In a paper published in the British journal Nature, researchers pointed the finger at a haze known as the Asian brown cloud, which hangs over parts of the northern Indian Ocean, India and Pakistan.
Several kilometres (two miles) thick, the cloud comprises brownish particles of carbon soot and sulphates spewed by factories, diesel exhaust and poorly-burnt biomass. Previous research has implicated it in disrupting monsoon patterns and in glacier loss in the Himalayas.
Environmental scientists led by Amato Evan of the University of Virginia looked at patterns in cyclones in the Arabian Sea from 1979 to 2010.
They found the region historically only averaged two or three cyclones a year and these typically were weak -- even though the sea was clearly hot enough to fuel very powerful storms.
The reason for the weakness and infrequency, they discovered, lies in a phenomenon called vertical wind shear which occurs in July and August during the hot months of the monsoon season.
Vertical wind shear occurs when strong winds flow in the upper and lower atmosphere in opposite directions. In the lower levels, it blows from the southwest, and in the upper atmosphere, from the east.

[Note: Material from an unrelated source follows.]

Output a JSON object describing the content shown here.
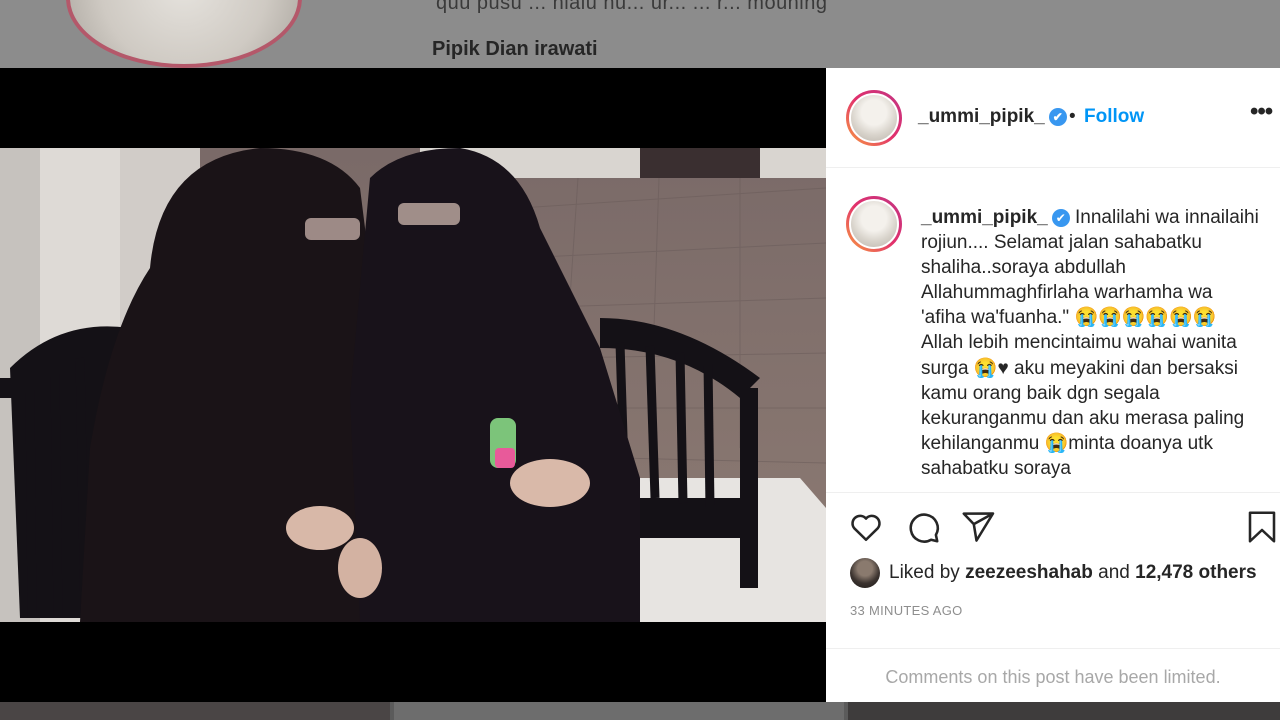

The shear rips the top off a would-be cyclone, preventing it from developing the circular winds that are its muscular hallmark.
As a result, the few cyclones that occurred in the Arabian Sea typically happened before or after the monsoon season -- usually one in May/June and a couple more in August to December -- when the wind shear was far less.
But in the last dozen or so years, the pattern has changed, with the emergence of storms in the weeks immediately before the monsoon season.
They include a cyclone that killed nearly 3,000 people in Gujarat, India, in June 1998.
In June 2007, cyclone Gonu, a category five storm, killed 49 people in Oman and Iran, causing more than four billion dollars in damage. It was the first documented storm ever to enter the Gulf of Oman.
And in June 2010, 26 people were killed in Pakistan and Oman by a category-four cyclone, Phet, inflicting losses of nearly two billion dollars.
The team says "brown cloud" particulates have grown six-fold in volume since the 1930s and the pollution is now a disruptive climatic phenomenon in its own right.
Its dark colour absorbs sunlight, making it a source of heat and causing a cooling of the ocean below -- which in turn affects wind circulation and the transport of warmth from the sea to the atmosphere.
Drawn from direct observations and computer models, the conclusion is that the cloud weakens wind shear, essentially lifting the brake on cyclone development.
"This study is a striking example of how human reactions, on a large enough scale -- in this case, massive regional air pollution caused by inefficient fuel combustion -- can result in unintended consequences," said Anjuli Bamzai of the US National Science Foundation.
"These consequences include highly destructive summer cyclones that were rare or non-existent in this monsoon region 30 or so years ago."
Arabian Sea cyclones could be particularly hazardous because they are born in a small area of ocean compared to the tropical western Atlantic and the western Pacific, the study warned.
"Given the relatively small size of the Arabian basin, more than half of all cyclones that form here make landfall, and even weak landfalling Arabian Sea cyclones can cause considerable destruction and loss of life."